Jennifer Croes, Associate Director at Emirates Nature-WWF said: "Wildlife crime takes advantage of vulnerabilities in the supply chain, enabled by corruption, fraud, and inadequate regulation, converging with other forms of serious criminality such as money laundering and cybercrime. Financial institutions play a key role in monitoring and investigating suspicious activities, and to disrupt the trade chain holistically, we need to ‘Follow the Money’, that fuels and finances the trade. It is critical to work together with entities across the sectors to detect, investigate and disrupt illicit financial flows related to wildlife trafficking by utilizing red flags and risk assessment indicators. The free, accessible and practical IWT Financial Flows Toolkit, also translated into Arabic, showcases UAE’s commitment in tackling this issue and putting an end to illegal wildlife trade." 

UK Serious Organised Crime Network in collaboration with UAE government, WWF, TRAFFIC and Themis and with extensive contributions from various sectors, developed the Toolkit, focussed on the Africa to Asia route – including global financial centres, in particular the UAE, Hong Kong and Singapore.

Tools like this provide essential guidance to financial institutions and government agencies in China on necessary governance and stewardship to drive best practice in tackling the illegal trade of wildlife. TRAFFIC will join hands with ACAMS China and other partners to promote the use of this toolkit by delivery of training and webinars, filling gaps in understanding financial flows and support measures to mitigate the risks of wildlife crime and associated money launder-laundering and addressing an associated lack of familiarity and low historic prioritisation of money laundering threats association with wildlife crime.”

Ling Xu, China Office Director at TRAFFIC

The Toolkit addresses the nexus where IWT converges with serious organised crime, and to reach a broader spectrum of stakeholders, has been translated into Arabic and Mandarin by the UAE government and TRAFFIC’s China office.
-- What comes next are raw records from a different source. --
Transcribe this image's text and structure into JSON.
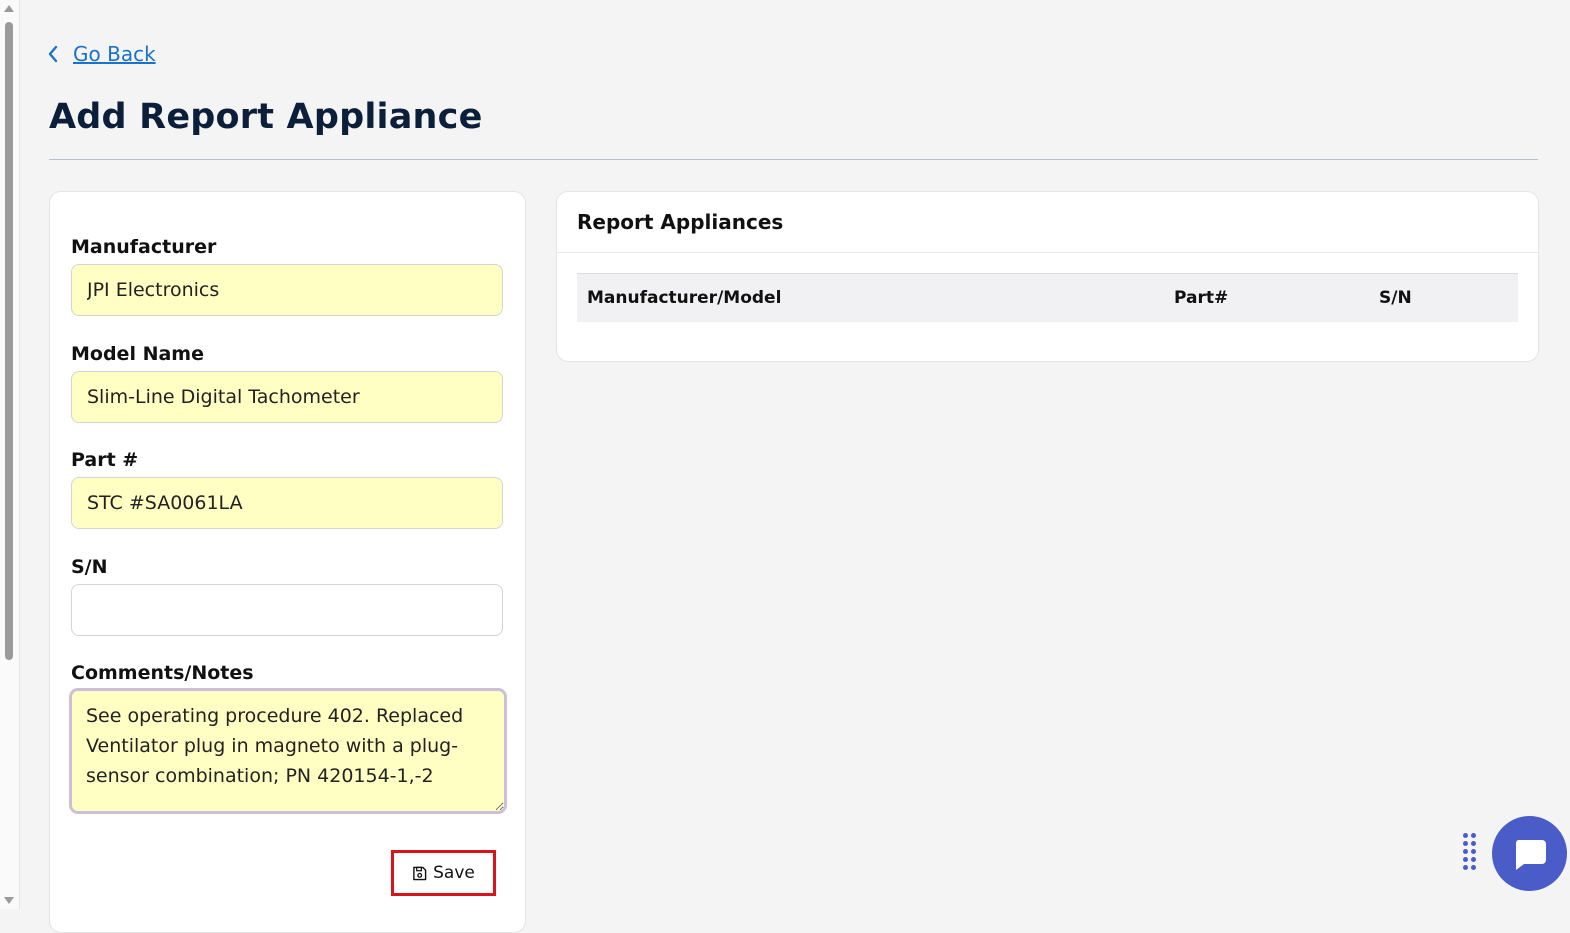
{
  "nav": {
    "go_back_label": "Go Back"
  },
  "page": {
    "title": "Add Report Appliance"
  },
  "form": {
    "manufacturer": {
      "label": "Manufacturer",
      "value": "JPI Electronics"
    },
    "model_name": {
      "label": "Model Name",
      "value": "Slim-Line Digital Tachometer"
    },
    "part_number": {
      "label": "Part #",
      "value": "STC #SA0061LA"
    },
    "serial_number": {
      "label": "S/N",
      "value": ""
    },
    "comments": {
      "label": "Comments/Notes",
      "value": "See operating procedure 402. Replaced Ventilator plug in magneto with a plug-sensor combination; PN 420154-1,-2"
    },
    "save_label": "Save"
  },
  "report_appliances": {
    "title": "Report Appliances",
    "columns": [
      "Manufacturer/Model",
      "Part#",
      "S/N"
    ],
    "rows": []
  },
  "colors": {
    "accent": "#1a73c8",
    "title": "#0b1f3a",
    "filled_input_bg": "#ffffc4",
    "save_highlight": "#d7141a",
    "chat_widget": "#4a5cc8"
  },
  "icons": {
    "back": "chevron-left-icon",
    "save": "floppy-disk-icon",
    "chat": "chat-bubble-icon",
    "drag": "drag-handle-icon"
  }
}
Toolkit highlights the critical importance of collaboration in addressing this crime: neither law enforcement, nor government, nor the private sector can tackle it alone; and public-private partnerships are key to success.


Notes:

The Chinese translation of the toolkit was generously funded by NORAD and U.S. Department of State-funded INL project (Money laundering and the illegal wildlife trade in China).